▸ **Task instructions**
The lines that make up this material should each be returned exactly.

▸ **Provided entries**
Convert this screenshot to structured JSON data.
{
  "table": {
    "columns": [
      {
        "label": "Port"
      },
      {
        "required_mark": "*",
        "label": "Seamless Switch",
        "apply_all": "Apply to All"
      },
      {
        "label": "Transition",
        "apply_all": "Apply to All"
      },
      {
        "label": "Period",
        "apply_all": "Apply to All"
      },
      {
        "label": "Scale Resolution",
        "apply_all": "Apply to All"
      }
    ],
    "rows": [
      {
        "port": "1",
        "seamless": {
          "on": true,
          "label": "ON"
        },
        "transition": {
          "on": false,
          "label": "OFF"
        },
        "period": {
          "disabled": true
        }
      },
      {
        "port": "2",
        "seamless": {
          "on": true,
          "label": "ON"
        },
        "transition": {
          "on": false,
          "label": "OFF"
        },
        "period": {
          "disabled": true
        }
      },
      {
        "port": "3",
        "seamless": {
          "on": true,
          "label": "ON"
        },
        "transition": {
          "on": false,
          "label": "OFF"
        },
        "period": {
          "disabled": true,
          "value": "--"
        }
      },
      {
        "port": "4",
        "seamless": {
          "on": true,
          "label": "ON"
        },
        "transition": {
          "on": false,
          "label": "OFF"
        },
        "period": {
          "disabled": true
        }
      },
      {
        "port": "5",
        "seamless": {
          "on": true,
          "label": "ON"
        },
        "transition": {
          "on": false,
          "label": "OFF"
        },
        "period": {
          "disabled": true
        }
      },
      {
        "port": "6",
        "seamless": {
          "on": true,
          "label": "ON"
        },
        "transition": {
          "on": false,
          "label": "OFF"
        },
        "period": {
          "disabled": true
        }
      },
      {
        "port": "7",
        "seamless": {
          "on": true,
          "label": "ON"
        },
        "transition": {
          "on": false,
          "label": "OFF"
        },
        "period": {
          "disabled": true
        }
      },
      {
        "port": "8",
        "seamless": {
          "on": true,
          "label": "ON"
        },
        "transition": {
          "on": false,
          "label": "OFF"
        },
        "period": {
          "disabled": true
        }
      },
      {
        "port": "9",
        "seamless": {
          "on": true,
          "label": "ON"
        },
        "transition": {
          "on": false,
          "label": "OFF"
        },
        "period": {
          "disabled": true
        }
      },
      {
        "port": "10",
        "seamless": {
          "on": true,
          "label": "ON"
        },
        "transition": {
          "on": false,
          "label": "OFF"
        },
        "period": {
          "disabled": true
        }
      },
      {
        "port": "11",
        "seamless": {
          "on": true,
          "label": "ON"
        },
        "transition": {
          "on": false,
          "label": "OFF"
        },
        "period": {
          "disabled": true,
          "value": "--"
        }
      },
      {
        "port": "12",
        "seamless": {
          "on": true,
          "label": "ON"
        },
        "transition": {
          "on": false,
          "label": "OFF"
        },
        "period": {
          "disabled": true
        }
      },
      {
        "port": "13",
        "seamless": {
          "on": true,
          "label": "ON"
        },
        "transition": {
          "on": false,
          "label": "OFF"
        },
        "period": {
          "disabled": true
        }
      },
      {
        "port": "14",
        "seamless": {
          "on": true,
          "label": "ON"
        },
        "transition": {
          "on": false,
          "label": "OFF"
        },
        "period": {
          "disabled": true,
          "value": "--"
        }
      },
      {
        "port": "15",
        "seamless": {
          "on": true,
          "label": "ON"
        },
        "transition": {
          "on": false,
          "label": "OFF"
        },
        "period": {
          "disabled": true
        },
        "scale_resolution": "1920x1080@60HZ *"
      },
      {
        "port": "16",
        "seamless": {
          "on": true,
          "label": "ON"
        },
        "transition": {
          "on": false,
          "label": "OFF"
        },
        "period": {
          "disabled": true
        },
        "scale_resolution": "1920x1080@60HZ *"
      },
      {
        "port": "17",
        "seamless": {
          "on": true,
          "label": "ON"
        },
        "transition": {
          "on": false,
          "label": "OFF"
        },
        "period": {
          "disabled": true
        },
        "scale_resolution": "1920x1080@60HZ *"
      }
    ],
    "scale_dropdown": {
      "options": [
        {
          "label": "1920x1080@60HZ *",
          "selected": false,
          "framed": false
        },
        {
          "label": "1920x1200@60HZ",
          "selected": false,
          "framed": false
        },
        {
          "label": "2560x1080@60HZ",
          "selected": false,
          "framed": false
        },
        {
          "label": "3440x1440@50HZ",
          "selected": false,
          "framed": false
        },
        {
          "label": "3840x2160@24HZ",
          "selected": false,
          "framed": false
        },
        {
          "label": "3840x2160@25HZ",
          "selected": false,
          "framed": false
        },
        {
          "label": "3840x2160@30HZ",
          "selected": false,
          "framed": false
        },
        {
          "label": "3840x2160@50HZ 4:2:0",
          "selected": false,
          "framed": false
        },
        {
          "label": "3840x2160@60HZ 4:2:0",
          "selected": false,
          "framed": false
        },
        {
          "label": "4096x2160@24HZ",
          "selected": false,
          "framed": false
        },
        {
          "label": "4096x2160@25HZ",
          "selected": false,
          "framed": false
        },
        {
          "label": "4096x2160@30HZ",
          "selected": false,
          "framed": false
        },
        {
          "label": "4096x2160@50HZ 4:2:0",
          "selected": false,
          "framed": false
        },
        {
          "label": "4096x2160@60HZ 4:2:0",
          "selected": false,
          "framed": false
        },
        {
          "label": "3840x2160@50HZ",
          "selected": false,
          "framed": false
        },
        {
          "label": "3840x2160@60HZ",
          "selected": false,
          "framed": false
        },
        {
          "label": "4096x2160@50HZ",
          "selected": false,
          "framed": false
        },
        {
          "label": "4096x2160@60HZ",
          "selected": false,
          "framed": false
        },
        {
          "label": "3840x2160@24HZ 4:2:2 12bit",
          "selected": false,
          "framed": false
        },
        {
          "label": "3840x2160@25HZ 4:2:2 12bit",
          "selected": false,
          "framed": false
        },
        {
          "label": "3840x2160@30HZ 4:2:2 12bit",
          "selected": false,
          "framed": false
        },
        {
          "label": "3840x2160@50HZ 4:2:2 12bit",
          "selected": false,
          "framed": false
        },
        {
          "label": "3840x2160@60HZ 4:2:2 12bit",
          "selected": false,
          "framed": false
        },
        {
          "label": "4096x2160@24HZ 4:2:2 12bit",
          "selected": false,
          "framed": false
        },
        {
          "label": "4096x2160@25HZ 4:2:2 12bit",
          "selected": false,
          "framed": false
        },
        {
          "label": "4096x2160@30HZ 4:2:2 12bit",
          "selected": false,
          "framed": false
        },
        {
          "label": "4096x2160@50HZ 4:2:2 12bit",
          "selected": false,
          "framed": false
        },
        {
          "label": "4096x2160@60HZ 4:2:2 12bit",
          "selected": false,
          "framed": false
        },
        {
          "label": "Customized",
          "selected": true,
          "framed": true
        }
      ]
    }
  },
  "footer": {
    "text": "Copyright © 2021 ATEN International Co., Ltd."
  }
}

▸ **Solution to this task**
Convert this screenshot to structured JSON data.
{
  "table": {
    "columns": [
      {
        "label": "Port"
      },
      {
        "required_mark": "*",
        "label": "Seamless Switch",
        "apply_all": "Apply to All"
      },
      {
        "label": "Transition",
        "apply_all": "Apply to All"
      },
      {
        "label": "Period",
        "apply_all": "Apply to All"
      },
      {
        "label": "Scale Resolution",
        "apply_all": "Apply to All"
      }
    ],
    "rows": [
      {
        "port": "1",
        "seamless": {
          "on": true,
          "label": "ON"
        },
        "transition": {
          "on": false,
          "label": "OFF"
        },
        "period": {
          "disabled": true
        }
      },
      {
        "port": "2",
        "seamless": {
          "on": true,
          "label": "ON"
        },
        "transition": {
          "on": false,
          "label": "OFF"
        },
        "period": {
          "disabled": true
        }
      },
      {
        "port": "3",
        "seamless": {
          "on": true,
          "label": "ON"
        },
        "transition": {
          "on": false,
          "label": "OFF"
        },
        "period": {
          "disabled": true,
          "value": "--"
        }
      },
      {
        "port": "4",
        "seamless": {
          "on": true,
          "label": "ON"
        },
        "transition": {
          "on": false,
          "label": "OFF"
        },
        "period": {
          "disabled": true
        }
      },
      {
        "port": "5",
        "seamless": {
          "on": true,
          "label": "ON"
        },
        "transition": {
          "on": false,
          "label": "OFF"
        },
        "period": {
          "disabled": true
        }
      },
      {
        "port": "6",
        "seamless": {
          "on": true,
          "label": "ON"
        },
        "transition": {
          "on": false,
          "label": "OFF"
        },
        "period": {
          "disabled": true
        }
      },
      {
        "port": "7",
        "seamless": {
          "on": true,
          "label": "ON"
        },
        "transition": {
          "on": false,
          "label": "OFF"
        },
        "period": {
          "disabled": true
        }
      },
      {
        "port": "8",
        "seamless": {
          "on": true,
          "label": "ON"
        },
        "transition": {
          "on": false,
          "label": "OFF"
        },
        "period": {
          "disabled": true
        }
      },
      {
        "port": "9",
        "seamless": {
          "on": true,
          "label": "ON"
        },
        "transition": {
          "on": false,
          "label": "OFF"
        },
        "period": {
          "disabled": true
        }
      },
      {
        "port": "10",
        "seamless": {
          "on": true,
          "label": "ON"
        },
        "transition": {
          "on": false,
          "label": "OFF"
        },
        "period": {
          "disabled": true
        }
      },
      {
        "port": "11",
        "seamless": {
          "on": true,
          "label": "ON"
        },
        "transition": {
          "on": false,
          "label": "OFF"
        },
        "period": {
          "disabled": true,
          "value": "--"
        }
      },
      {
        "port": "12",
        "seamless": {
          "on": true,
          "label": "ON"
        },
        "transition": {
          "on": false,
          "label": "OFF"
        },
        "period": {
          "disabled": true
        }
      },
      {
        "port": "13",
        "seamless": {
          "on": true,
          "label": "ON"
        },
        "transition": {
          "on": false,
          "label": "OFF"
        },
        "period": {
          "disabled": true
        }
      },
      {
        "port": "14",
        "seamless": {
          "on": true,
          "label": "ON"
        },
        "transition": {
          "on": false,
          "label": "OFF"
        },
        "period": {
          "disabled": true,
          "value": "--"
        }
      },
      {
        "port": "15",
        "seamless": {
          "on": true,
          "label": "ON"
        },
        "transition": {
          "on": false,
          "label": "OFF"
        },
        "period": {
          "disabled": true
        },
        "scale_resolution": "1920x1080@60HZ *"
      },
      {
        "port": "16",
        "seamless": {
          "on": true,
          "label": "ON"
        },
        "transition": {
          "on": false,
          "label": "OFF"
        },
        "period": {
          "disabled": true
        },
        "scale_resolution": "1920x1080@60HZ *"
      },
      {
        "port": "17",
        "seamless": {
          "on": true,
          "label": "ON"
        },
        "transition": {
          "on": false,
          "label": "OFF"
        },
        "period": {
          "disabled": true
        },
        "scale_resolution": "1920x1080@60HZ *"
      }
    ],
    "scale_dropdown": {
      "options": [
        {
          "label": "1920x1080@60HZ *",
          "selected": false,
          "framed": false
        },
        {
          "label": "1920x1200@60HZ",
          "selected": false,
          "framed": false
        },
        {
          "label": "2560x1080@60HZ",
          "selected": false,
          "framed": false
        },
        {
          "label": "3440x1440@50HZ",
          "selected": false,
          "framed": false
        },
        {
          "label": "3840x2160@24HZ",
          "selected": false,
          "framed": false
        },
        {
          "label": "3840x2160@25HZ",
          "selected": false,
          "framed": false
        },
        {
          "label": "3840x2160@30HZ",
          "selected": false,
          "framed": false
        },
        {
          "label": "3840x2160@50HZ 4:2:0",
          "selected": false,
          "framed": false
        },
        {
          "label": "3840x2160@60HZ 4:2:0",
          "selected": false,
          "framed": false
        },
        {
          "label": "4096x2160@24HZ",
          "selected": false,
          "framed": false
        },
        {
          "label": "4096x2160@25HZ",
          "selected": false,
          "framed": false
        },
        {
          "label": "4096x2160@30HZ",
          "selected": false,
          "framed": false
        },
        {
          "label": "4096x2160@50HZ 4:2:0",
          "selected": false,
          "framed": false
        },
        {
          "label": "4096x2160@60HZ 4:2:0",
          "selected": false,
          "framed": false
        },
        {
          "label": "3840x2160@50HZ",
          "selected": false,
          "framed": false
        },
        {
          "label": "3840x2160@60HZ",
          "selected": false,
          "framed": false
        },
        {
          "label": "4096x2160@50HZ",
          "selected": false,
          "framed": false
        },
        {
          "label": "4096x2160@60HZ",
          "selected": false,
          "framed": false
        },
        {
          "label": "3840x2160@24HZ 4:2:2 12bit",
          "selected": false,
          "framed": false
        },
        {
          "label": "3840x2160@25HZ 4:2:2 12bit",
          "selected": false,
          "framed": false
        },
        {
          "label": "3840x2160@30HZ 4:2:2 12bit",
          "selected": false,
          "framed": false
        },
        {
          "label": "3840x2160@50HZ 4:2:2 12bit",
          "selected": false,
          "framed": false
        },
        {
          "label": "3840x2160@60HZ 4:2:2 12bit",
          "selected": false,
          "framed": false
        },
        {
          "label": "4096x2160@24HZ 4:2:2 12bit",
          "selected": false,
          "framed": false
        },
        {
          "label": "4096x2160@25HZ 4:2:2 12bit",
          "selected": false,
          "framed": false
        },
        {
          "label": "4096x2160@30HZ 4:2:2 12bit",
          "selected": false,
          "framed": false
        },
        {
          "label": "4096x2160@50HZ 4:2:2 12bit",
          "selected": false,
          "framed": false
        },
        {
          "label": "4096x2160@60HZ 4:2:2 12bit",
          "selected": false,
          "framed": false
        },
        {
          "label": "Customized",
          "selected": true,
          "framed": true
        }
      ]
    }
  },
  "footer": {
    "text": "Copyright © 2021 ATEN International Co., Ltd."
  }
}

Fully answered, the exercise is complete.